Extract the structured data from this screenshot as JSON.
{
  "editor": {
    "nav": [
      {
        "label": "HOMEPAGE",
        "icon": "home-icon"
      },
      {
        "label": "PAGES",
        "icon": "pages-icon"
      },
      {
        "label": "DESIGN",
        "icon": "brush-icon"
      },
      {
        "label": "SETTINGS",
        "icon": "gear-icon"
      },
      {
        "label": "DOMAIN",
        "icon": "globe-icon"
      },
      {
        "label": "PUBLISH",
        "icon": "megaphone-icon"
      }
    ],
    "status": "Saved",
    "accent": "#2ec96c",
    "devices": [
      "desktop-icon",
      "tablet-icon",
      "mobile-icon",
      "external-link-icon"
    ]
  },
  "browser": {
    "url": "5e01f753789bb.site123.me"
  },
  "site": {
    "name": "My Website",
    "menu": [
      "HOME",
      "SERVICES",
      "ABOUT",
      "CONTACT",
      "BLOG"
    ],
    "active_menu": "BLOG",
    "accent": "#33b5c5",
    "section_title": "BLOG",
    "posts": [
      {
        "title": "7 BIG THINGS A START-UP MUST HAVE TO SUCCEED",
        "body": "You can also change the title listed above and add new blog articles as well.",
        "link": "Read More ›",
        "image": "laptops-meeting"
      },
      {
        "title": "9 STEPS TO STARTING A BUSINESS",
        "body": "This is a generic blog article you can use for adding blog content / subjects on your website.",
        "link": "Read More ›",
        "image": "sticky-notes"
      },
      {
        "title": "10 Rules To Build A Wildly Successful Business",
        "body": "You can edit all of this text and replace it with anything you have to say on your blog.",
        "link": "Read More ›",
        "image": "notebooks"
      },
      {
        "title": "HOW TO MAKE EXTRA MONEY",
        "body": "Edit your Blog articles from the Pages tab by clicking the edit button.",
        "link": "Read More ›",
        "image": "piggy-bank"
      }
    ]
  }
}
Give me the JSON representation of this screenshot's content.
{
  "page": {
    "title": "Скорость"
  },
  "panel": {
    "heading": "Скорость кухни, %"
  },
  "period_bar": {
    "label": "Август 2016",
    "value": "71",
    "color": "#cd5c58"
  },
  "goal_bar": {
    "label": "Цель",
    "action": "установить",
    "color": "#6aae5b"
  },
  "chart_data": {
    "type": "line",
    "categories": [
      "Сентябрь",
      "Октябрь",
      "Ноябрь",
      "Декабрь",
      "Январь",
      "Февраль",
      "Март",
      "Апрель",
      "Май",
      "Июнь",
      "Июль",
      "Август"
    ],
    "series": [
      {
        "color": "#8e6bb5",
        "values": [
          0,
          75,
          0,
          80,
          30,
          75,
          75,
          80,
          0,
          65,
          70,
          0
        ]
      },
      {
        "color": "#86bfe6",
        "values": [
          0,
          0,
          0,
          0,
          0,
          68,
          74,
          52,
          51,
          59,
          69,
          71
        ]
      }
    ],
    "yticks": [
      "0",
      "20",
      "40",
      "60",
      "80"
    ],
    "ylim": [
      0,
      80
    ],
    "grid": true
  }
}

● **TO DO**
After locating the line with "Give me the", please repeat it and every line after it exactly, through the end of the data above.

● **YOUR RESPONSE**
Give me the JSON representation of this screenshot's content.
{
  "page": {
    "title": "Скорость"
  },
  "panel": {
    "heading": "Скорость кухни, %"
  },
  "period_bar": {
    "label": "Август 2016",
    "value": "71",
    "color": "#cd5c58"
  },
  "goal_bar": {
    "label": "Цель",
    "action": "установить",
    "color": "#6aae5b"
  },
  "chart_data": {
    "type": "line",
    "categories": [
      "Сентябрь",
      "Октябрь",
      "Ноябрь",
      "Декабрь",
      "Январь",
      "Февраль",
      "Март",
      "Апрель",
      "Май",
      "Июнь",
      "Июль",
      "Август"
    ],
    "series": [
      {
        "color": "#8e6bb5",
        "values": [
          0,
          75,
          0,
          80,
          30,
          75,
          75,
          80,
          0,
          65,
          70,
          0
        ]
      },
      {
        "color": "#86bfe6",
        "values": [
          0,
          0,
          0,
          0,
          0,
          68,
          74,
          52,
          51,
          59,
          69,
          71
        ]
      }
    ],
    "yticks": [
      "0",
      "20",
      "40",
      "60",
      "80"
    ],
    "ylim": [
      0,
      80
    ],
    "grid": true
  }
}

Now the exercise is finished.